* _WHAT YOU WILL DO_: Where the string "label" occurs in a line of the entries below, copy that line.

Dataset rows for apps and sites:

+++

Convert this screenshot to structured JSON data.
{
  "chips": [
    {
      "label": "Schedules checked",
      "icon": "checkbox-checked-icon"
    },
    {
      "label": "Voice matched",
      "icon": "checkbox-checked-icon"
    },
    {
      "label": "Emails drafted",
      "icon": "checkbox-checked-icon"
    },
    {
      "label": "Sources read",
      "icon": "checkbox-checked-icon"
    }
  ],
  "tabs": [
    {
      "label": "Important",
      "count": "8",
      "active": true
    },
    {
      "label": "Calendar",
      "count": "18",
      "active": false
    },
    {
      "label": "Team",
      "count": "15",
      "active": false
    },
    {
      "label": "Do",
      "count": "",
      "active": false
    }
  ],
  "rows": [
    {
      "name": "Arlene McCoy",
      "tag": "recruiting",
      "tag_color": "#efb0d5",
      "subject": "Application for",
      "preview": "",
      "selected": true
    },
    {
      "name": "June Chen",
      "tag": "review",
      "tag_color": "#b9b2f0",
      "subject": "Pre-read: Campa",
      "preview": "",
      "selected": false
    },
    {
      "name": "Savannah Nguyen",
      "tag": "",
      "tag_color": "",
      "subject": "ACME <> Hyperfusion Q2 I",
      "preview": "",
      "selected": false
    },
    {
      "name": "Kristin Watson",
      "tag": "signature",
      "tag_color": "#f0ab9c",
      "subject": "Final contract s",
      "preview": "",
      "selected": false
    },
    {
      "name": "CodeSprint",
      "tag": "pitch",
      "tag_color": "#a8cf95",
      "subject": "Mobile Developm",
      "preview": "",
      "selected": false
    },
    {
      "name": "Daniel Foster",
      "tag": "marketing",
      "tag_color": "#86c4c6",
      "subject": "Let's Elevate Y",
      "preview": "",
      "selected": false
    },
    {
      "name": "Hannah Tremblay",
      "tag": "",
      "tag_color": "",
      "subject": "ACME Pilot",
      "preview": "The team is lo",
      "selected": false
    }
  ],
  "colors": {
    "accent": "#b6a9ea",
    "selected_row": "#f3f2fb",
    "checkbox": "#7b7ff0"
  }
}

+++

* _YOUR RESPONSE_:
      "label": "Schedules checked",
      "label": "Voice matched",
      "label": "Emails drafted",
      "label": "Sources read",
      "label": "Important",
      "label": "Calendar",
      "label": "Team",
      "label": "Do",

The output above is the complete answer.